(f) The same trap with a 6" extension bringing the top of the pipe 8" above the top of the seal lost its entire seal in two discharges of the water-closet and bath-tub together. The volume of the water in the trap was sufficient, but the pipe was not long enough to allow of the formation of a column sufficiently high to resist the air-pressure.

(g) An 8" pot-trap with 1' 4" extension lost no water, and allowed no air to pass under either of the four tests.

(h) The same results attended the tests on this trap, having an extension of only 12".

(i) The trap was next tried with 9" of extension, with the same results.

(j) The extension was finally reduced to 6" bringing the top of the pipe 9" above the top of the seal. In this case the water was driven out of the trap.

(k) A "Sanitas" trap was then tested, and the results were substantially the same as with the 8" pot-trap.

Deductions from the Experiments on Back-Pressure.

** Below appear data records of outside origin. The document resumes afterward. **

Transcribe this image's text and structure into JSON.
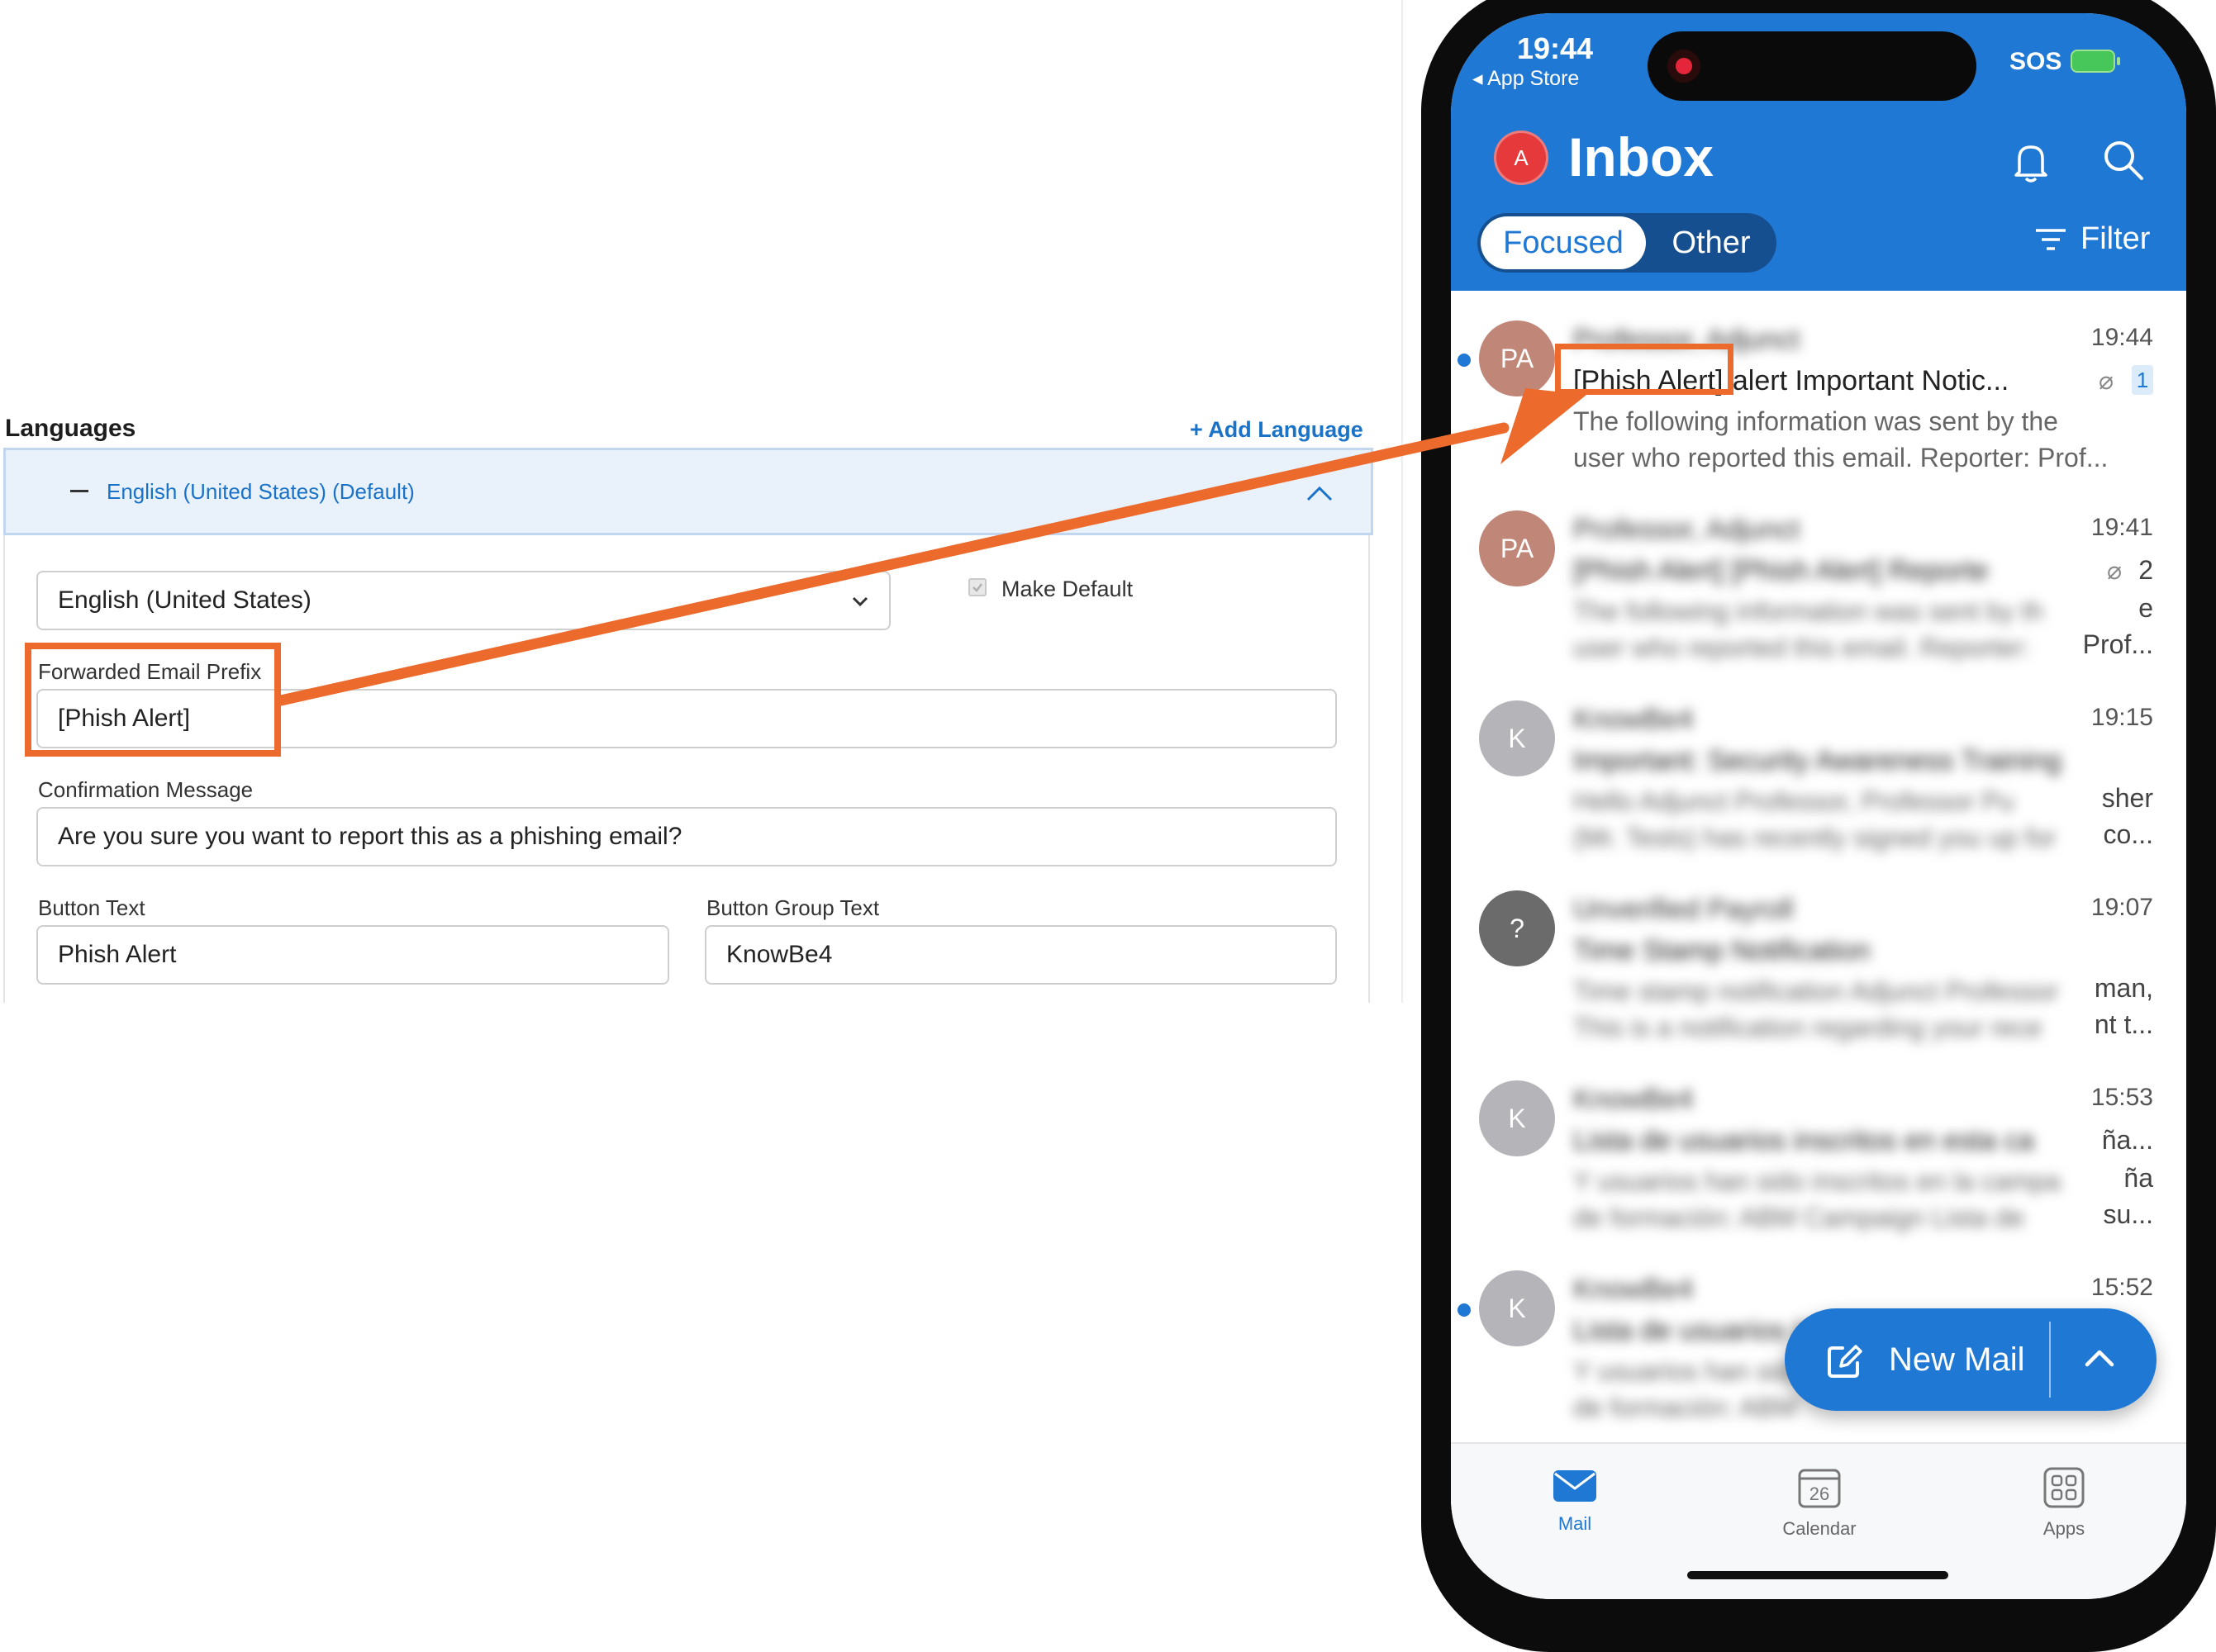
{
  "settings": {
    "section_title": "Languages",
    "add_language": "Add Language",
    "add_icon": "plus-icon",
    "language_row_label": "English (United States) (Default)",
    "language_select_value": "English (United States)",
    "make_default_label": "Make Default",
    "forwarded_prefix_label": "Forwarded Email Prefix",
    "forwarded_prefix_value": "[Phish Alert]",
    "confirmation_label": "Confirmation Message",
    "confirmation_value": "Are you sure you want to report this as a phishing email?",
    "button_text_label": "Button Text",
    "button_text_value": "Phish Alert",
    "button_group_label": "Button Group Text",
    "button_group_value": "KnowBe4"
  },
  "phone": {
    "status": {
      "time": "19:44",
      "back_app": "App Store",
      "sos": "SOS"
    },
    "header": {
      "avatar_letter": "A",
      "title": "Inbox",
      "tab_focused": "Focused",
      "tab_other": "Other",
      "filter": "Filter"
    },
    "emails": [
      {
        "initials": "PA",
        "avatar_color": "#c08678",
        "sender": "Professor, Adjunct",
        "time": "19:44",
        "subject_prefix": "[Phish Alert]",
        "subject_rest": "alert Important Notic...",
        "preview_1": "The following information was sent by the",
        "preview_2": "user who reported this email. Reporter: Prof...",
        "count": "1"
      },
      {
        "initials": "PA",
        "avatar_color": "#c08678",
        "sender": "Professor, Adjunct",
        "time": "19:41",
        "subject_blur": "[Phish Alert] [Phish Alert] Reporte",
        "preview_blur_1": "The following information was sent by th",
        "preview_tail_1": "e",
        "preview_blur_2": "user who reported this email. Reporter:",
        "preview_tail_2": "Prof...",
        "count": "2"
      },
      {
        "initials": "K",
        "avatar_color": "#b5b5b9",
        "sender": "KnowBe4",
        "time": "19:15",
        "subject_blur": "Important: Security Awareness Training",
        "preview_blur_1": "Hello Adjunct Professor, Professor Pu",
        "preview_tail_1": "sher",
        "preview_blur_2": "(Mr. Tests) has recently signed you up for",
        "preview_tail_2": "co..."
      },
      {
        "initials": "?",
        "avatar_color": "#6b6b6b",
        "sender": "Unverified Payroll",
        "time": "19:07",
        "subject_blur": "Time Stamp Notification",
        "preview_blur_1": "Time stamp notification Adjunct Professor",
        "preview_tail_1": "man,",
        "preview_blur_2": "This is a notification regarding your rece",
        "preview_tail_2": "nt t..."
      },
      {
        "initials": "K",
        "avatar_color": "#b5b5b9",
        "sender": "KnowBe4",
        "time": "15:53",
        "subject_blur": "Lista de usuarios inscritos en esta camp",
        "subject_tail": "ña...",
        "preview_blur_1": "Y usuarios han sido inscritos en la campa",
        "preview_tail_1": "ña",
        "preview_blur_2": "de formación: ABM Campaign Lista de",
        "preview_tail_2": "su..."
      },
      {
        "initials": "K",
        "avatar_color": "#b5b5b9",
        "sender": "KnowBe4",
        "time": "15:52",
        "subject_blur": "Lista de usuarios ins",
        "preview_blur_1": "Y usuarios han sido",
        "preview_blur_2": "de formación: ABM"
      }
    ],
    "new_mail": "New Mail",
    "tabs": {
      "mail": "Mail",
      "calendar": "Calendar",
      "calendar_day": "26",
      "apps": "Apps"
    }
  },
  "colors": {
    "accent_orange": "#ec6a2c",
    "outlook_blue": "#1f78d4",
    "link_blue": "#1a73c7"
  }
}
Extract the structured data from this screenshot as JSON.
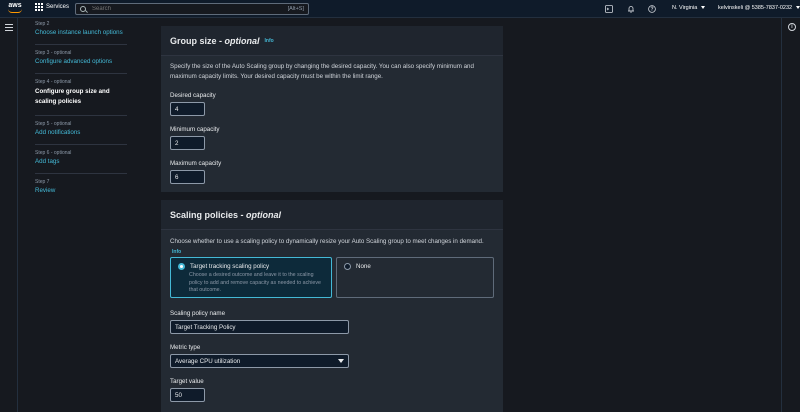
{
  "topnav": {
    "logo": "aws",
    "services_label": "Services",
    "search_placeholder": "Search",
    "search_shortcut": "[Alt+S]",
    "region": "N. Virginia",
    "account": "kelvinskeli @ 5385-7837-0232"
  },
  "steps": [
    {
      "num": "Step 2",
      "label": "Choose instance launch options",
      "state": "link"
    },
    {
      "num": "Step 3 - optional",
      "label": "Configure advanced options",
      "state": "link"
    },
    {
      "num": "Step 4 - optional",
      "label": "Configure group size and scaling policies",
      "state": "current"
    },
    {
      "num": "Step 5 - optional",
      "label": "Add notifications",
      "state": "link"
    },
    {
      "num": "Step 6 - optional",
      "label": "Add tags",
      "state": "link"
    },
    {
      "num": "Step 7",
      "label": "Review",
      "state": "link"
    }
  ],
  "group_size": {
    "title": "Group size - ",
    "title_italic": "optional",
    "info": "Info",
    "description": "Specify the size of the Auto Scaling group by changing the desired capacity. You can also specify minimum and maximum capacity limits. Your desired capacity must be within the limit range.",
    "desired_label": "Desired capacity",
    "desired_value": "4",
    "min_label": "Minimum capacity",
    "min_value": "2",
    "max_label": "Maximum capacity",
    "max_value": "6"
  },
  "scaling": {
    "title": "Scaling policies - ",
    "title_italic": "optional",
    "description": "Choose whether to use a scaling policy to dynamically resize your Auto Scaling group to meet changes in demand.",
    "info": "Info",
    "option_target_label": "Target tracking scaling policy",
    "option_target_desc": "Choose a desired outcome and leave it to the scaling policy to add and remove capacity as needed to achieve that outcome.",
    "option_none_label": "None",
    "selected": "target",
    "policy_name_label": "Scaling policy name",
    "policy_name_value": "Target Tracking Policy",
    "metric_label": "Metric type",
    "metric_value": "Average CPU utilization",
    "target_label": "Target value",
    "target_value": "50"
  },
  "colors": {
    "accent": "#44b9d6",
    "background": "#16191f",
    "panel": "#232a33",
    "aws_orange": "#ff9900"
  }
}
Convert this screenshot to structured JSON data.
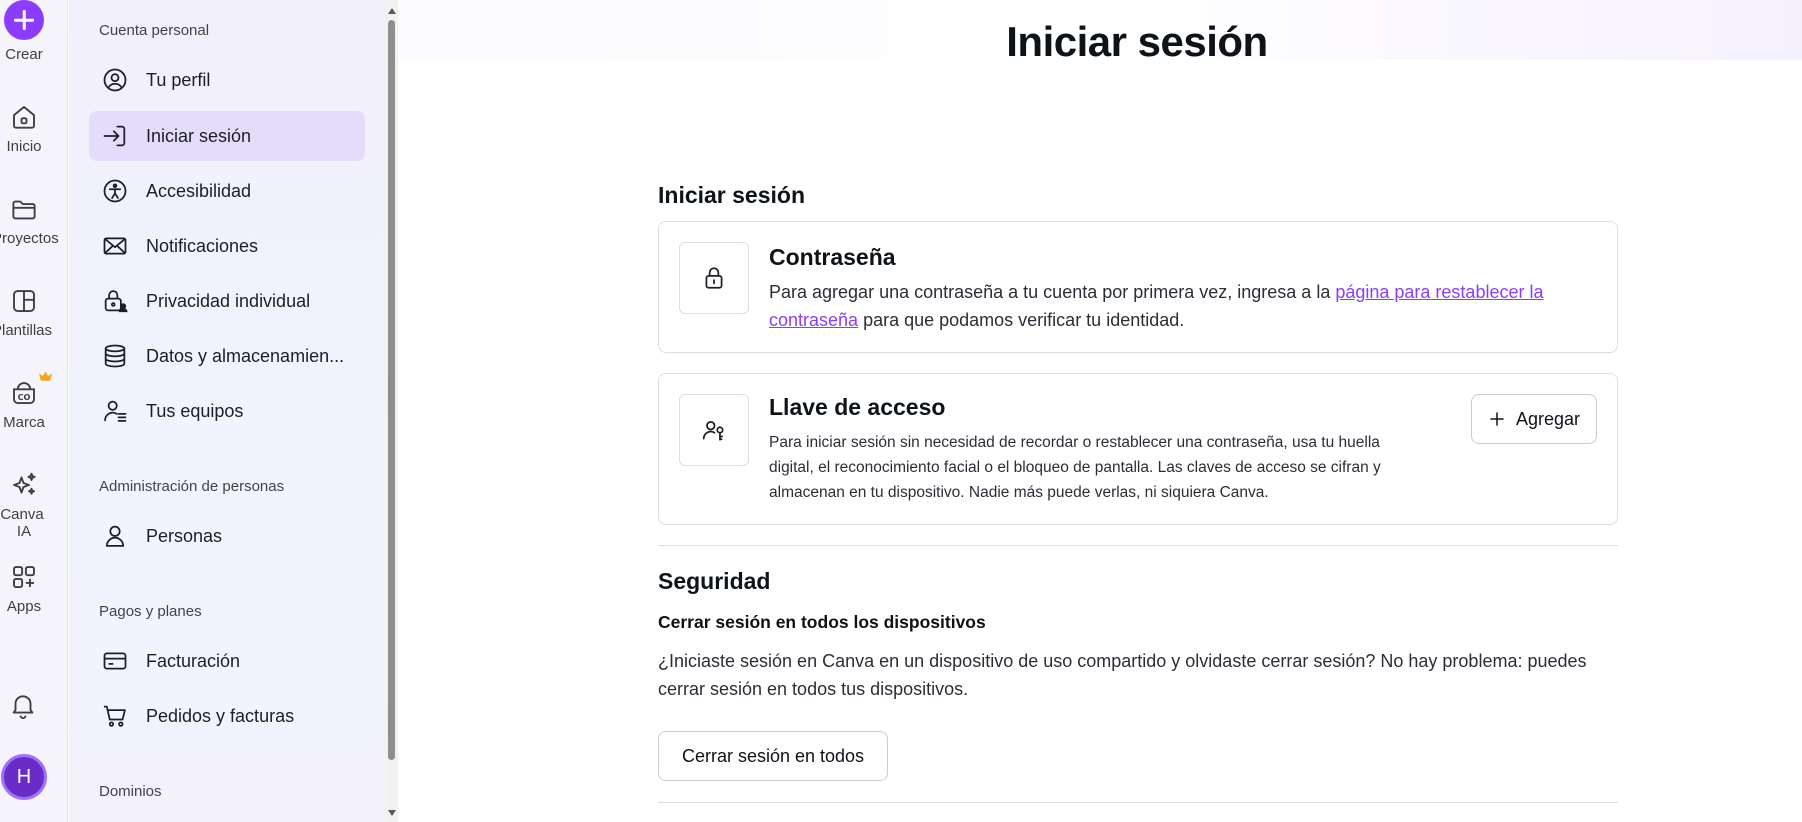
{
  "rail": {
    "create_label": "Crear",
    "items": [
      {
        "label": "Inicio",
        "icon": "home-icon"
      },
      {
        "label": "Proyectos",
        "icon": "folder-icon"
      },
      {
        "label": "Plantillas",
        "icon": "templates-icon"
      },
      {
        "label": "Marca",
        "icon": "brand-icon"
      },
      {
        "label": "Canva IA",
        "icon": "sparkles-icon"
      },
      {
        "label": "Apps",
        "icon": "apps-icon"
      }
    ],
    "avatar_initial": "H"
  },
  "sidebar": {
    "sections": [
      {
        "heading": "Cuenta personal",
        "items": [
          {
            "label": "Tu perfil",
            "icon": "profile-icon"
          },
          {
            "label": "Iniciar sesión",
            "icon": "login-icon"
          },
          {
            "label": "Accesibilidad",
            "icon": "accessibility-icon"
          },
          {
            "label": "Notificaciones",
            "icon": "mail-icon"
          },
          {
            "label": "Privacidad individual",
            "icon": "privacy-lock-icon"
          },
          {
            "label": "Datos y almacenamien...",
            "icon": "database-icon"
          },
          {
            "label": "Tus equipos",
            "icon": "teams-icon"
          }
        ]
      },
      {
        "heading": "Administración de personas",
        "items": [
          {
            "label": "Personas",
            "icon": "person-icon"
          }
        ]
      },
      {
        "heading": "Pagos y planes",
        "items": [
          {
            "label": "Facturación",
            "icon": "credit-card-icon"
          },
          {
            "label": "Pedidos y facturas",
            "icon": "cart-icon"
          }
        ]
      },
      {
        "heading": "Dominios",
        "items": []
      }
    ]
  },
  "main": {
    "title": "Iniciar sesión",
    "login_section": {
      "heading": "Iniciar sesión",
      "password_card": {
        "title": "Contraseña",
        "text_before": "Para agregar una contraseña a tu cuenta por primera vez, ingresa a la ",
        "link_line1": "página para restablecer la",
        "link_line2": "contraseña",
        "text_after": " para que podamos verificar tu identidad.",
        "icon": "lock-icon"
      },
      "passkey_card": {
        "title": "Llave de acceso",
        "text": "Para iniciar sesión sin necesidad de recordar o restablecer una contraseña, usa tu huella digital, el reconocimiento facial o el bloqueo de pantalla. Las claves de acceso se cifran y almacenan en tu dispositivo. Nadie más puede verlas, ni siquiera Canva.",
        "button_label": "Agregar",
        "icon": "passkey-icon"
      }
    },
    "security_section": {
      "heading": "Seguridad",
      "subheading": "Cerrar sesión en todos los dispositivos",
      "text": "¿Iniciaste sesión en Canva en un dispositivo de uso compartido y olvidaste cerrar sesión? No hay problema: puedes cerrar sesión en todos tus dispositivos.",
      "button_label": "Cerrar sesión en todos"
    }
  },
  "colors": {
    "accent": "#8b3dff",
    "active_bg": "#e5dcfb",
    "crown": "#f5a623"
  }
}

From these experiments we learn (1) that in traps which are unventilated back-pressure may be resisted by constructing them in such a manner that they shall contain a large volume of water, and by setting them far enough below the fixture to admit of the formation in the waste-pipe above the trap of a column of water large enough to outweigh the back-pressure of the air.

(2) That the back-pressure in the tests herein recorded was sufficient to balance a column of water between 9" and 12" long, plus the depth of the water forming the seal. Calling the depth in the average trap 3", our water-column was not less than 12" or 15" in height. This is equivalent to one thirty-second or one twenty-fifth of an atmosphere, (0.43 or 0.56 lbs. to the square inch.).

(3) The back-pressure likely to be encountered in properly-plumbed houses will probably never exceed that obtained in the tests above recorded, since all the conditions most favorable to produce it were here combined. Hence any trap may be considered safe against back-pressure which is so formed as to contain a body of water large enough to fill the waste-pipe full to a height of 12" or 15" (including its own seal), and which is so set as to admit of the formation of this column.